■ WHAT YOU NEED TO DO:
Using the listing below, keep only the lines with the word "Runtime" and copy them.

■ EXTRACTED RECORDS:
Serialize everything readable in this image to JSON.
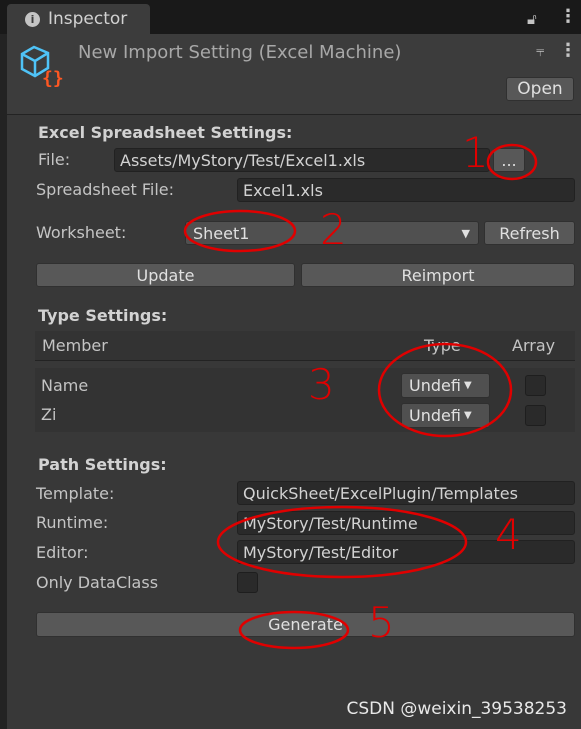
{
  "tab": {
    "title": "Inspector",
    "info_icon": "info-icon",
    "lock_icon": "lock-icon",
    "menu_icon": "kebab-menu-icon"
  },
  "header": {
    "title": "New Import Setting (Excel Machine)",
    "asset_icon": "excel-machine-asset-icon",
    "settings_icon": "sliders-icon",
    "menu_icon": "kebab-menu-icon",
    "open_label": "Open"
  },
  "excel": {
    "heading": "Excel Spreadsheet Settings:",
    "file_label": "File:",
    "file_value": "Assets/MyStory/Test/Excel1.xls",
    "browse_label": "...",
    "spreadsheet_label": "Spreadsheet File:",
    "spreadsheet_value": "Excel1.xls",
    "worksheet_label": "Worksheet:",
    "worksheet_value": "Sheet1",
    "refresh_label": "Refresh",
    "update_label": "Update",
    "reimport_label": "Reimport"
  },
  "type": {
    "heading": "Type Settings:",
    "columns": [
      "Member",
      "Type",
      "Array"
    ],
    "rows": [
      {
        "member": "Name",
        "type": "Undefi",
        "array": false
      },
      {
        "member": "Zi",
        "type": "Undefi",
        "array": false
      }
    ]
  },
  "path": {
    "heading": "Path Settings:",
    "template_label": "Template:",
    "template_value": "QuickSheet/ExcelPlugin/Templates",
    "runtime_label": "Runtime:",
    "runtime_value": "MyStory/Test/Runtime",
    "editor_label": "Editor:",
    "editor_value": "MyStory/Test/Editor",
    "dataclass_label": "Only DataClass",
    "dataclass_checked": false,
    "generate_label": "Generate"
  },
  "annotations": [
    "1",
    "2",
    "3",
    "4",
    "5"
  ],
  "watermark": "CSDN @weixin_39538253",
  "colors": {
    "annotation": "#e00000",
    "icon_blue": "#4fc3f7",
    "icon_orange": "#ff5722"
  }
}
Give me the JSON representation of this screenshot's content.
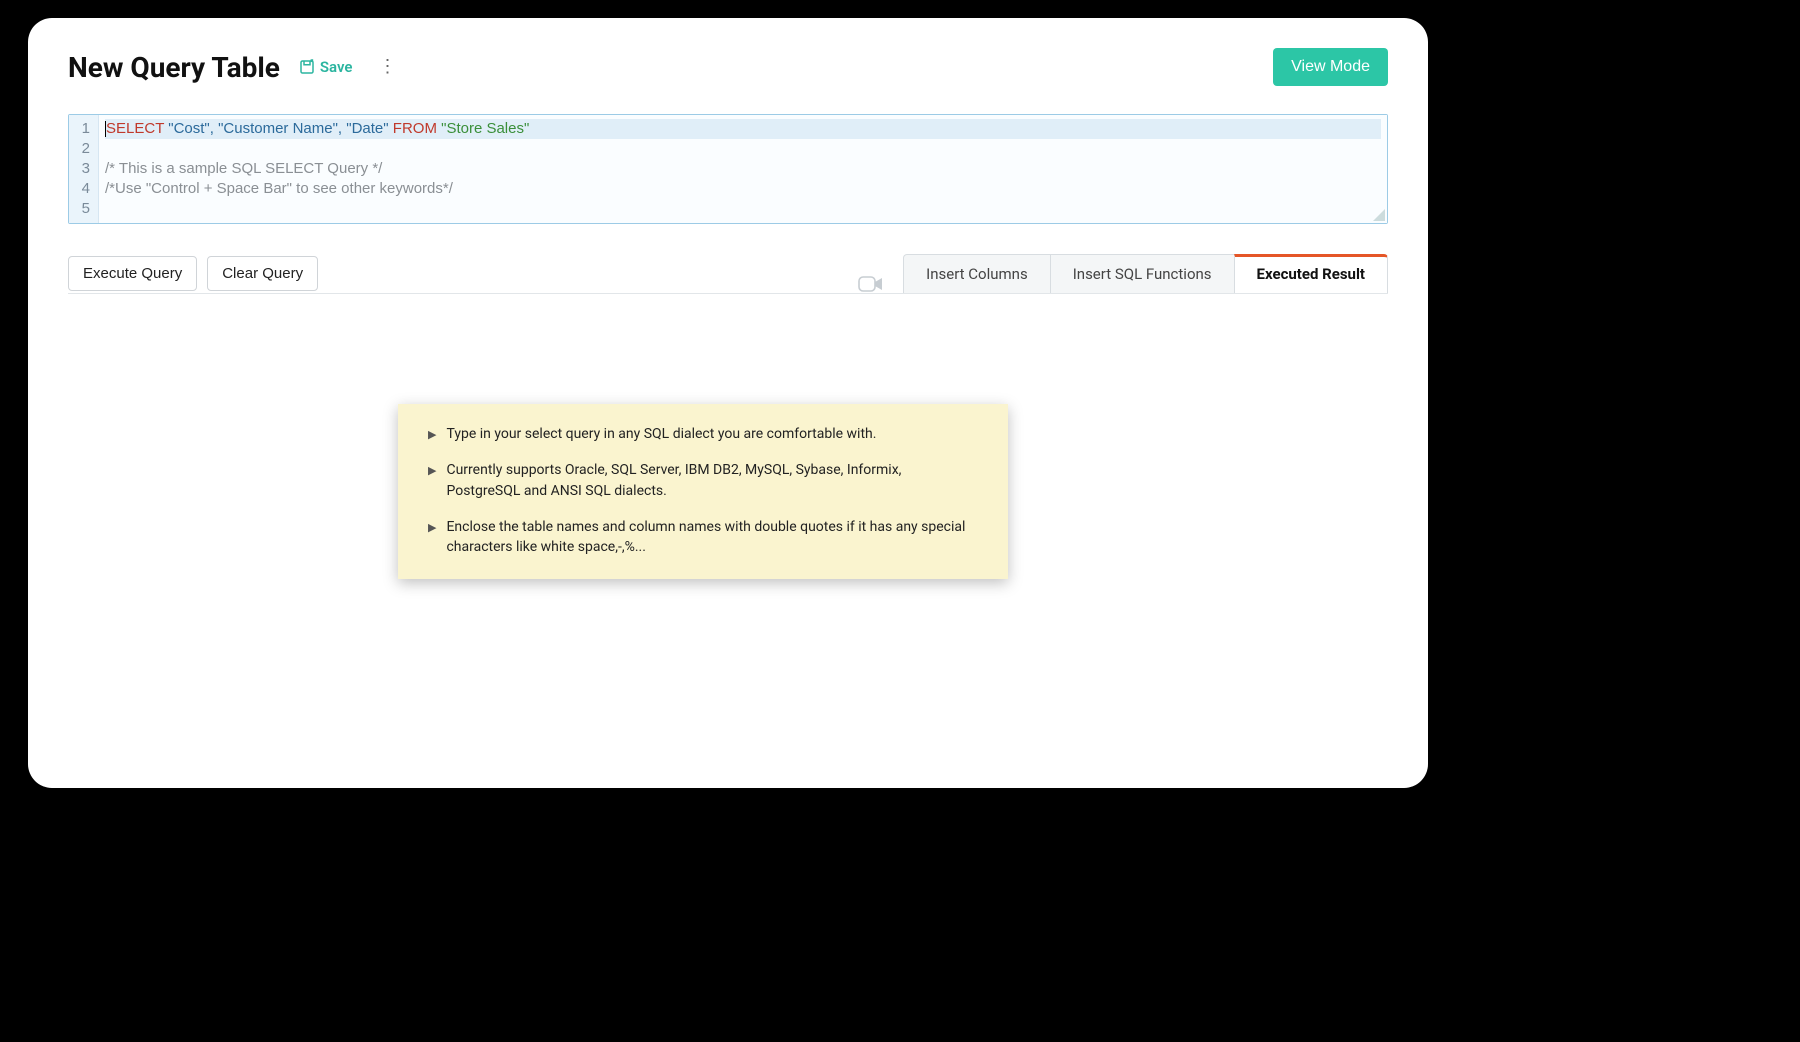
{
  "header": {
    "title": "New Query Table",
    "save_label": "Save",
    "view_mode_label": "View Mode"
  },
  "editor": {
    "lines": [
      "1",
      "2",
      "3",
      "4",
      "5"
    ],
    "line1": {
      "select": "SELECT",
      "cols": " \"Cost\", \"Customer Name\", \"Date\" ",
      "from": "FROM",
      "table": " \"Store Sales\""
    },
    "line3": "/* This is a sample SQL SELECT Query */",
    "line4": "/*Use \"Control + Space Bar\" to see other keywords*/"
  },
  "toolbar": {
    "execute": "Execute Query",
    "clear": "Clear Query"
  },
  "tabs": {
    "insert_columns": "Insert Columns",
    "insert_functions": "Insert SQL Functions",
    "executed_result": "Executed Result"
  },
  "tips": {
    "t1": "Type in your select query in any SQL dialect you are comfortable with.",
    "t2": "Currently supports Oracle, SQL Server, IBM DB2, MySQL, Sybase, Informix, PostgreSQL and ANSI SQL dialects.",
    "t3": "Enclose the table names and column names with double quotes if it has any special characters like white space,-,%..."
  }
}
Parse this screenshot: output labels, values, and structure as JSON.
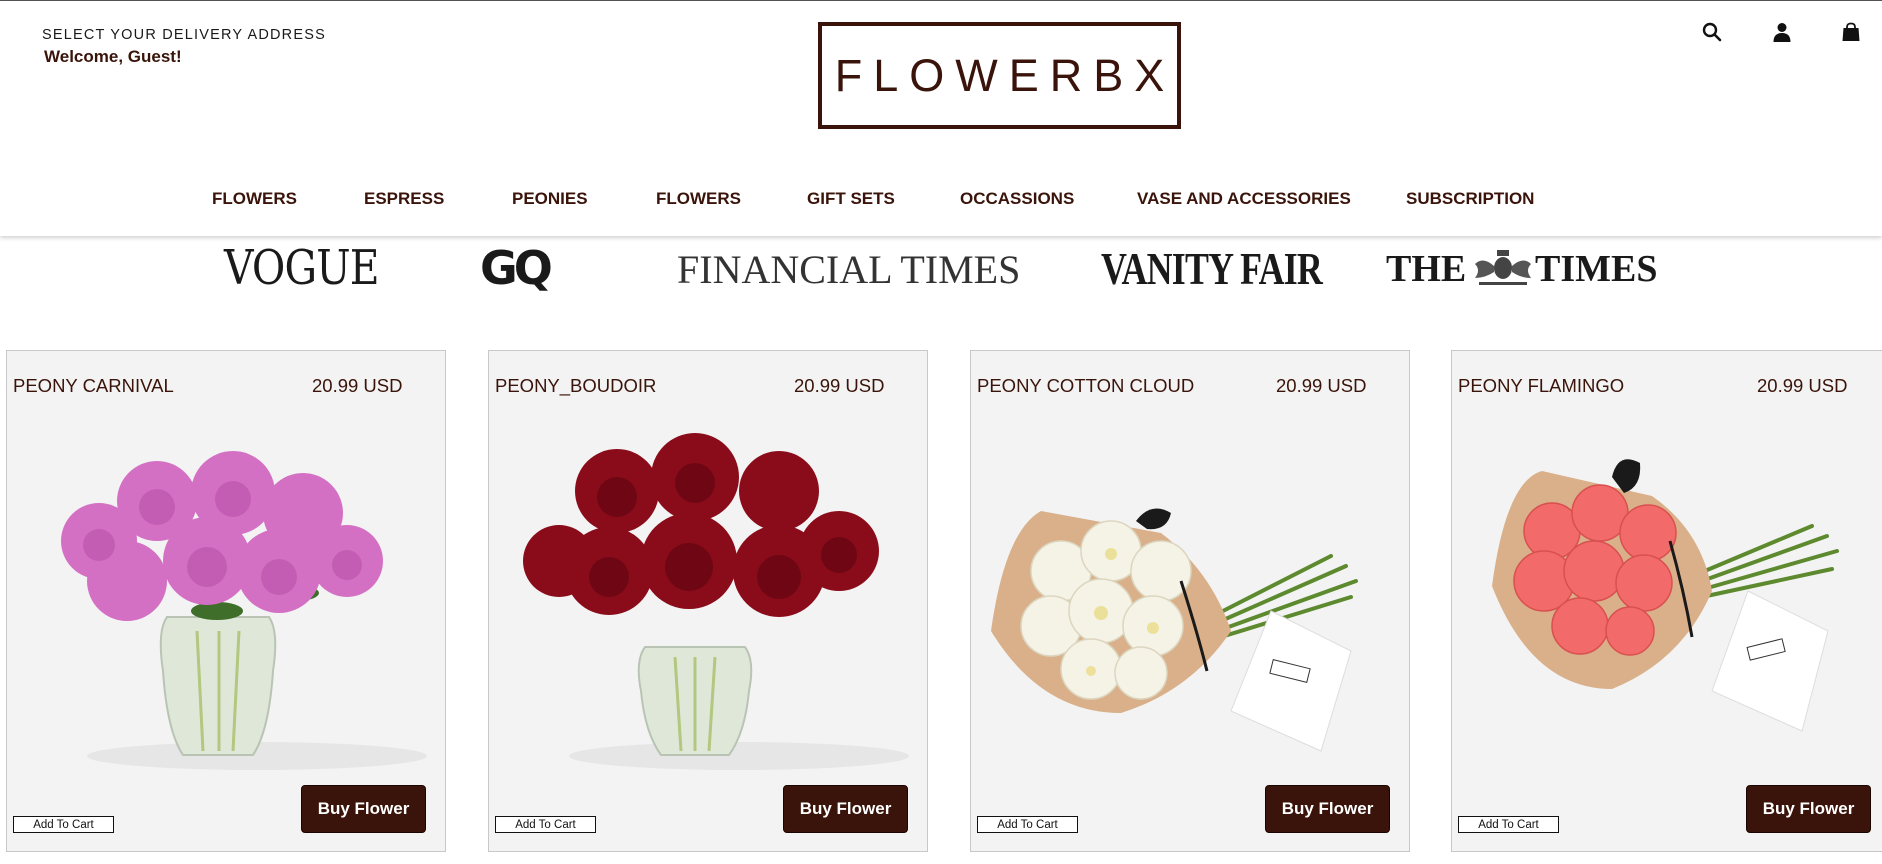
{
  "header": {
    "delivery_label": "SELECT YOUR DELIVERY ADDRESS",
    "welcome": "Welcome, Guest!",
    "logo": "FLOWERBX",
    "icons": [
      "search-icon",
      "user-icon",
      "shopping-bag-icon"
    ]
  },
  "nav": {
    "items": [
      {
        "label": "FLOWERS"
      },
      {
        "label": "ESPRESS"
      },
      {
        "label": "PEONIES"
      },
      {
        "label": "FLOWERS"
      },
      {
        "label": "GIFT SETS"
      },
      {
        "label": "OCCASSIONS"
      },
      {
        "label": "VASE AND ACCESSORIES"
      },
      {
        "label": "SUBSCRIPTION"
      }
    ]
  },
  "press": {
    "logos": [
      "VOGUE",
      "GQ",
      "FINANCIAL TIMES",
      "VANITY FAIR",
      "THE",
      "TIMES"
    ]
  },
  "products": [
    {
      "name": "PEONY CARNIVAL",
      "price": "20.99 USD",
      "add_to_cart": "Add To Cart",
      "buy": "Buy Flower"
    },
    {
      "name": "PEONY_BOUDOIR",
      "price": "20.99 USD",
      "add_to_cart": "Add To Cart",
      "buy": "Buy Flower"
    },
    {
      "name": "PEONY COTTON CLOUD",
      "price": "20.99 USD",
      "add_to_cart": "Add To Cart",
      "buy": "Buy Flower"
    },
    {
      "name": "PEONY FLAMINGO",
      "price": "20.99 USD",
      "add_to_cart": "Add To Cart",
      "buy": "Buy Flower"
    }
  ],
  "colors": {
    "brand": "#3a140a",
    "card_bg": "#f3f3f3",
    "pink_peony": "#d470c4",
    "red_peony": "#8a0c1a",
    "white_peony": "#f5f2e6",
    "coral_peony": "#f26a6a"
  }
}
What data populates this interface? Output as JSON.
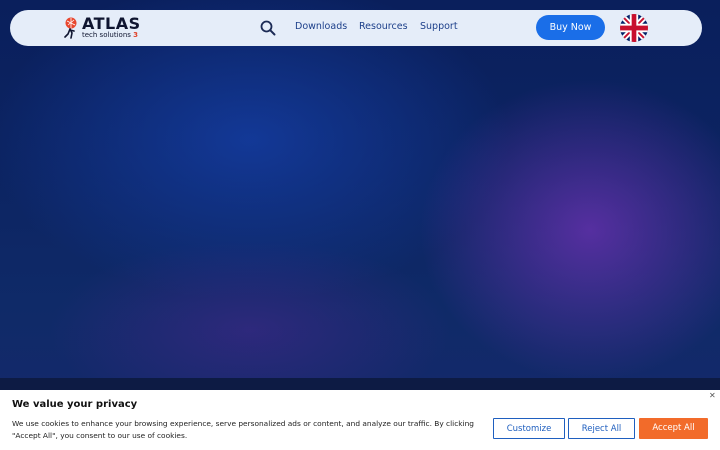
{
  "nav": {
    "logo": {
      "word": "ATLAS",
      "tagline": "tech solutions",
      "tagline_suffix": "3"
    },
    "links": [
      "Downloads",
      "Resources",
      "Support"
    ],
    "buy_label": "Buy Now",
    "language_icon": "uk-flag-icon",
    "search_icon": "search-icon"
  },
  "cookie": {
    "title": "We value your privacy",
    "text": "We use cookies to enhance your browsing experience, serve personalized ads or content, and analyze our traffic. By clicking \"Accept All\", you consent to our use of cookies.",
    "close_glyph": "✕",
    "customize_label": "Customize",
    "reject_label": "Reject All",
    "accept_label": "Accept All"
  },
  "colors": {
    "nav_bg": "#e5edf9",
    "nav_link": "#1c3f8a",
    "primary": "#1a6ee8",
    "accept": "#f26b2a",
    "outline": "#1f5fbf",
    "hero_blue": "#0c2462",
    "hero_purple": "#6e32b4"
  }
}
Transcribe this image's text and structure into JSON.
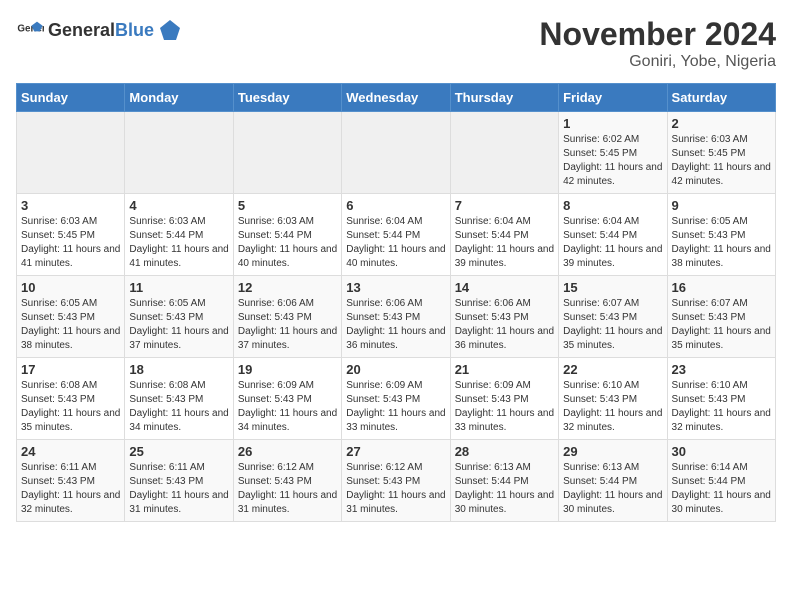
{
  "header": {
    "logo_general": "General",
    "logo_blue": "Blue",
    "month_year": "November 2024",
    "location": "Goniri, Yobe, Nigeria"
  },
  "weekdays": [
    "Sunday",
    "Monday",
    "Tuesday",
    "Wednesday",
    "Thursday",
    "Friday",
    "Saturday"
  ],
  "weeks": [
    [
      {
        "day": "",
        "info": ""
      },
      {
        "day": "",
        "info": ""
      },
      {
        "day": "",
        "info": ""
      },
      {
        "day": "",
        "info": ""
      },
      {
        "day": "",
        "info": ""
      },
      {
        "day": "1",
        "info": "Sunrise: 6:02 AM\nSunset: 5:45 PM\nDaylight: 11 hours and 42 minutes."
      },
      {
        "day": "2",
        "info": "Sunrise: 6:03 AM\nSunset: 5:45 PM\nDaylight: 11 hours and 42 minutes."
      }
    ],
    [
      {
        "day": "3",
        "info": "Sunrise: 6:03 AM\nSunset: 5:45 PM\nDaylight: 11 hours and 41 minutes."
      },
      {
        "day": "4",
        "info": "Sunrise: 6:03 AM\nSunset: 5:44 PM\nDaylight: 11 hours and 41 minutes."
      },
      {
        "day": "5",
        "info": "Sunrise: 6:03 AM\nSunset: 5:44 PM\nDaylight: 11 hours and 40 minutes."
      },
      {
        "day": "6",
        "info": "Sunrise: 6:04 AM\nSunset: 5:44 PM\nDaylight: 11 hours and 40 minutes."
      },
      {
        "day": "7",
        "info": "Sunrise: 6:04 AM\nSunset: 5:44 PM\nDaylight: 11 hours and 39 minutes."
      },
      {
        "day": "8",
        "info": "Sunrise: 6:04 AM\nSunset: 5:44 PM\nDaylight: 11 hours and 39 minutes."
      },
      {
        "day": "9",
        "info": "Sunrise: 6:05 AM\nSunset: 5:43 PM\nDaylight: 11 hours and 38 minutes."
      }
    ],
    [
      {
        "day": "10",
        "info": "Sunrise: 6:05 AM\nSunset: 5:43 PM\nDaylight: 11 hours and 38 minutes."
      },
      {
        "day": "11",
        "info": "Sunrise: 6:05 AM\nSunset: 5:43 PM\nDaylight: 11 hours and 37 minutes."
      },
      {
        "day": "12",
        "info": "Sunrise: 6:06 AM\nSunset: 5:43 PM\nDaylight: 11 hours and 37 minutes."
      },
      {
        "day": "13",
        "info": "Sunrise: 6:06 AM\nSunset: 5:43 PM\nDaylight: 11 hours and 36 minutes."
      },
      {
        "day": "14",
        "info": "Sunrise: 6:06 AM\nSunset: 5:43 PM\nDaylight: 11 hours and 36 minutes."
      },
      {
        "day": "15",
        "info": "Sunrise: 6:07 AM\nSunset: 5:43 PM\nDaylight: 11 hours and 35 minutes."
      },
      {
        "day": "16",
        "info": "Sunrise: 6:07 AM\nSunset: 5:43 PM\nDaylight: 11 hours and 35 minutes."
      }
    ],
    [
      {
        "day": "17",
        "info": "Sunrise: 6:08 AM\nSunset: 5:43 PM\nDaylight: 11 hours and 35 minutes."
      },
      {
        "day": "18",
        "info": "Sunrise: 6:08 AM\nSunset: 5:43 PM\nDaylight: 11 hours and 34 minutes."
      },
      {
        "day": "19",
        "info": "Sunrise: 6:09 AM\nSunset: 5:43 PM\nDaylight: 11 hours and 34 minutes."
      },
      {
        "day": "20",
        "info": "Sunrise: 6:09 AM\nSunset: 5:43 PM\nDaylight: 11 hours and 33 minutes."
      },
      {
        "day": "21",
        "info": "Sunrise: 6:09 AM\nSunset: 5:43 PM\nDaylight: 11 hours and 33 minutes."
      },
      {
        "day": "22",
        "info": "Sunrise: 6:10 AM\nSunset: 5:43 PM\nDaylight: 11 hours and 32 minutes."
      },
      {
        "day": "23",
        "info": "Sunrise: 6:10 AM\nSunset: 5:43 PM\nDaylight: 11 hours and 32 minutes."
      }
    ],
    [
      {
        "day": "24",
        "info": "Sunrise: 6:11 AM\nSunset: 5:43 PM\nDaylight: 11 hours and 32 minutes."
      },
      {
        "day": "25",
        "info": "Sunrise: 6:11 AM\nSunset: 5:43 PM\nDaylight: 11 hours and 31 minutes."
      },
      {
        "day": "26",
        "info": "Sunrise: 6:12 AM\nSunset: 5:43 PM\nDaylight: 11 hours and 31 minutes."
      },
      {
        "day": "27",
        "info": "Sunrise: 6:12 AM\nSunset: 5:43 PM\nDaylight: 11 hours and 31 minutes."
      },
      {
        "day": "28",
        "info": "Sunrise: 6:13 AM\nSunset: 5:44 PM\nDaylight: 11 hours and 30 minutes."
      },
      {
        "day": "29",
        "info": "Sunrise: 6:13 AM\nSunset: 5:44 PM\nDaylight: 11 hours and 30 minutes."
      },
      {
        "day": "30",
        "info": "Sunrise: 6:14 AM\nSunset: 5:44 PM\nDaylight: 11 hours and 30 minutes."
      }
    ]
  ]
}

■ FINAL ANSWER:
    "runtime_label": "Runtime:",
    "runtime_value": "MyStory/Test/Runtime",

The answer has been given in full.